In General > s.a. causality; Refraction.
* Idea: Dispersion in general is the phenomenon by which something is distributed over a wide area in space; In optics (chromatic) dispersion is the separation of white light into colors when going through certain devices, due to the fact that the phase velocity (and therefore the index of refraction) of a wave in a medium depends on its frequency.
* Dispersion relation: The dependence of the index of refraction of a wave in a medium on frequency; A non-trivial dependence n(ω), or a non-constant n(ω) = v0 / vp with vp = dω/dk, is equivalent to a non-linear relation ω = f(k); Therefore, in general a dispersion relation is a relationship between the components of a wave vector $$k^a$$ that in particle-like terms is described by the shape of the "mass-shell" $$E = E({\bf p})$$.
* Remark: The expression "dispersion relation" is often used to denote integral relations of the Kramers-Kronig type – see below.
* Ordinary dispersion: The refractive index of a material changes with increasing wavelength; This stretches out the pulse and reduces the group velocity–the speed at which the peak of the pulse travels.
* Anomalous dispersion: It occurs in materials that absorb radiation in a certain range of wavelengths; On either side of this absorption band, n changes sharply with wavelength; In these regions, the components of radiation at the tail of the pulse interfere destructively, and the peak of the wave is effectively pushed forward.
@ References: Labuda & Labuda EPJH(14) [history of mathematical methods, Titchmarsh's theorem]; Zwicky a1610-ln [and analyticity].

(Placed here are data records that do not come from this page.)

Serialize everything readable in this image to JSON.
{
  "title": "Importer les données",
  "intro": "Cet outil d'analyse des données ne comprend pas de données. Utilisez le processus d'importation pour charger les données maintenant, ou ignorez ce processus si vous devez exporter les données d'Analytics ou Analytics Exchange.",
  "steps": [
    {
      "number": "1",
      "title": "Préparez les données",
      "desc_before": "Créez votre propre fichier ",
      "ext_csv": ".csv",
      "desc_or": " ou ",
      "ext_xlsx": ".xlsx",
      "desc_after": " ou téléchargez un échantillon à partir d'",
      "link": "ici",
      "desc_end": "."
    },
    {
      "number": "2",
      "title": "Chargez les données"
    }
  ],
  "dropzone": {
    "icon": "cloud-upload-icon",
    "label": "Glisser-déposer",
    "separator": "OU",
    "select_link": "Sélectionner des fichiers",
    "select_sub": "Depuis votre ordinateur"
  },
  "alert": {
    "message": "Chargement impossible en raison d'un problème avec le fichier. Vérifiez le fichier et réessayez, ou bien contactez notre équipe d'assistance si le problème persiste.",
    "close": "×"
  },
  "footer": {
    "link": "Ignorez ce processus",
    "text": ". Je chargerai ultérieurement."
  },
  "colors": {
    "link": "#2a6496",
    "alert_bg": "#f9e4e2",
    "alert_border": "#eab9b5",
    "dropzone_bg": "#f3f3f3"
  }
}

In Classical Theories > s.a. phenomenology of gravity; types of wave equations; wave phenomena.
* Electromagnetic waves: A flat vacuum is non-dispersive, since vp = c if we neglect quantum field theory effects; In a medium, several effects can lead to dispersion.
@ General references: Hagedorn 64; Gratton & Perazzo AJP(07)feb [from dimensional analysis].
@ Electromagnetic waves: Lucarini et al RNC(03) [optics]; Marino et al AP(07)phy [in a regular lattice of oscillators]; Itin PLA(10) [anisotropic media].
@ Other types of waves: Harko & Cheng ApJ(04)ap [multidimensional cosmology]; Amore & Raya Chaos(06)mp/05 [non-linear Klein-Gordon equation]; Likar & Razpet AJP(13)apr [surface waves on water]; Baggioli et al a1904 [gapped momentum dispersion relations].
> Related topics: see dirac equation; FLRW spacetimes.

In Quantum Mechanics > s.a. schrödinger equation [solutions].
* Idea: Free particle propagation is dispersive, since p = $$\hbar$$k and E = $$\hbar$$ω, related by E = p2/2m, so ω = $$\hbar$$k2/2m and vp = p/m.

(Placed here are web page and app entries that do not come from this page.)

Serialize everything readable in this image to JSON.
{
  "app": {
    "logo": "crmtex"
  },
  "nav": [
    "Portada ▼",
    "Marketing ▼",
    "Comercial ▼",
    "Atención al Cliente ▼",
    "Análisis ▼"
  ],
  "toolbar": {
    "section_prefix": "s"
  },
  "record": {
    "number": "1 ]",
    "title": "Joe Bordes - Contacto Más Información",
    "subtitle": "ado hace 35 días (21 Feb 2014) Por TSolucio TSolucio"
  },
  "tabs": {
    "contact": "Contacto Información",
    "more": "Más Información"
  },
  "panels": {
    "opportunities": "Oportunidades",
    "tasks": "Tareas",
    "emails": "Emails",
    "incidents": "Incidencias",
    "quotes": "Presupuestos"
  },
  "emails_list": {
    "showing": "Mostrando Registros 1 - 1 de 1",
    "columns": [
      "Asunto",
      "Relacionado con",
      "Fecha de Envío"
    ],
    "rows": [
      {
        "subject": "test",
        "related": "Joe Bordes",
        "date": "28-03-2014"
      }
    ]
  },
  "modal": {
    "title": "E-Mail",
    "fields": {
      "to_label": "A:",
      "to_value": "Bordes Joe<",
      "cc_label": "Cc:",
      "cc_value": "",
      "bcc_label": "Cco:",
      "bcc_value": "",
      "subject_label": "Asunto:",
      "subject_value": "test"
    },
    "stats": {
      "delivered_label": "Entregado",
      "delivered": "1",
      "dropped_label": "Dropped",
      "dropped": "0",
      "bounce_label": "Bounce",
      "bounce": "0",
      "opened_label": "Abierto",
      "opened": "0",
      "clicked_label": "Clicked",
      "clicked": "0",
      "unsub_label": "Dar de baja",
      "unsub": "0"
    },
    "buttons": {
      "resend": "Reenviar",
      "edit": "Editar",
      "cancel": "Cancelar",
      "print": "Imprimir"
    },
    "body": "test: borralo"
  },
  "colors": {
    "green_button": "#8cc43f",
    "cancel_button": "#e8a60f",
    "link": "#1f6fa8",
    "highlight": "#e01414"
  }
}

In Quantum Theory > s.a. photon.
* In QED: Quantum field theory effects can change the relation gab ka kb = 0 into a dispersive one; An effective coupling to the background matter stress-energy and the Weyl tensor, or a temperature effect, replaces it by one of the form

gab ka kb = f1 Tab ka kb + f2 Cacbd ka kb εc εd ,

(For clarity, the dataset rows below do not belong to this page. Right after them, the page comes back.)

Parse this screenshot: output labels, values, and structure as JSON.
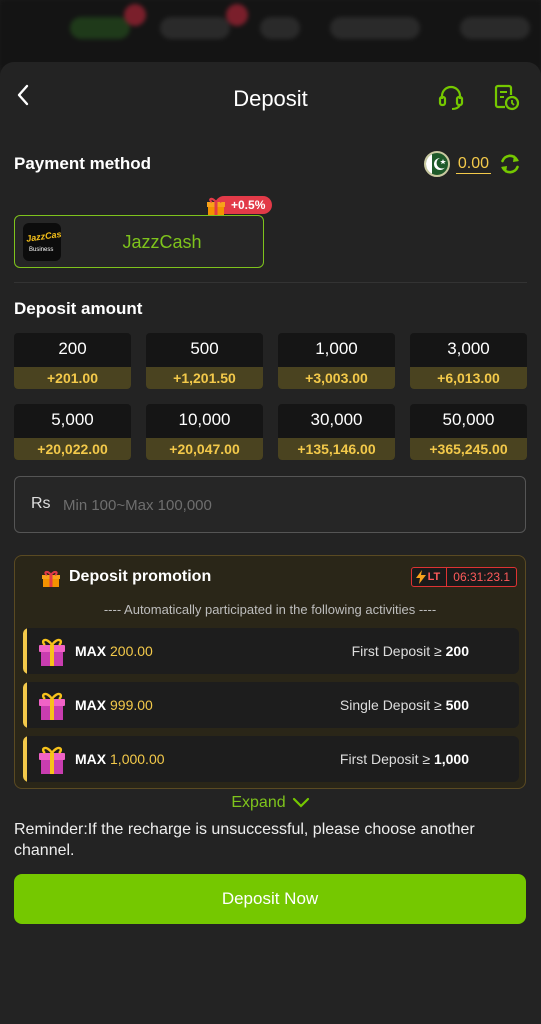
{
  "header": {
    "title": "Deposit",
    "back_icon": "chevron-left-icon",
    "support_icon": "headset-icon",
    "history_icon": "history-icon"
  },
  "payment": {
    "section_title": "Payment method",
    "balance": "0.00",
    "method": {
      "label": "JazzCash",
      "logo_text": "JazzCash",
      "logo_sub": "Business",
      "bonus": "+0.5%"
    }
  },
  "deposit": {
    "section_title": "Deposit amount",
    "amounts": [
      {
        "value": "200",
        "bonus": "+201.00"
      },
      {
        "value": "500",
        "bonus": "+1,201.50"
      },
      {
        "value": "1,000",
        "bonus": "+3,003.00"
      },
      {
        "value": "3,000",
        "bonus": "+6,013.00"
      },
      {
        "value": "5,000",
        "bonus": "+20,022.00"
      },
      {
        "value": "10,000",
        "bonus": "+20,047.00"
      },
      {
        "value": "30,000",
        "bonus": "+135,146.00"
      },
      {
        "value": "50,000",
        "bonus": "+365,245.00"
      }
    ],
    "currency": "Rs",
    "input_value": "",
    "input_placeholder": "Min 100~Max 100,000"
  },
  "promotion": {
    "title": "Deposit promotion",
    "lt_label": "LT",
    "timer": "06:31:23.1",
    "subtitle": "---- Automatically participated in the following activities ----",
    "activities": [
      {
        "max_label": "MAX",
        "max_value": "200.00",
        "condition": "First Deposit ≥",
        "threshold": "200"
      },
      {
        "max_label": "MAX",
        "max_value": "999.00",
        "condition": "Single Deposit ≥",
        "threshold": "500"
      },
      {
        "max_label": "MAX",
        "max_value": "1,000.00",
        "condition": "First Deposit ≥",
        "threshold": "1,000"
      }
    ],
    "expand_label": "Expand"
  },
  "reminder": "Reminder:If the recharge is unsuccessful, please choose another channel.",
  "submit_label": "Deposit Now",
  "colors": {
    "accent_green": "#75c800",
    "gold": "#f3c94a",
    "bonus_red": "#e23a48",
    "background": "#232323"
  }
}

where εa is the polarization vector.
@ References: Gharibyan PLB(05)he/03 [possible observation of photon dispersion in vacuum]; Pomeau a1409 [in QED, estimate and suggested test].

Quantum-Gravity-Motivated Modifications > s.a. modified lorentz symmetry.
* Idea: Several models have been proposed in which quantum-gravity effects modify the usual dispersion relations, such as DSR models, and ones in which Lorentz invariance is broken and one has, for example for photons,

E2 = p2 + ξphoton (E3/mP) ,

or DSR models.
@ General references: Rätzel et al PRD(11)-a1010 [restrictions on possible forms].
@ Phenomenology: Shore CP(03)gq [QED in curved spacetime]; Buhmann & Welsch PQE(07)qp/06 [macroscopic QED]; Biswas & Faruk a1706 [thermodynamics of a photon gas].
> Related topics: see Chandrasekhar Limit; graviton; matter phenomenology and photon phenomenology in quantum gravity; phenomenology of uncertainty relations; Spectral Dimension.

Kramers-Kronig Relations
* Idea: Integral relations between the real and imaginary parts of the index of refraction n(ω) of waves in a medium, related to the condition that the propagation of the waves be causal – They relate a dispersive process to an absorption one; > s.a. equivalence principle.
@ General references: Wigner ed-64; in Arfken 85; in Weinberg 95; in Alastuey et al 16.
@ Related topics: Kowar a0901 [and causality]; Bohren EJP(10) [history and meaning]; Akyurtlu & Kussow PRA(10) [and negative index of refraction]; Kinsler EJP(11) [and spacetime causality]; Llosa & Salvat a1905 [beyond the optical approximation].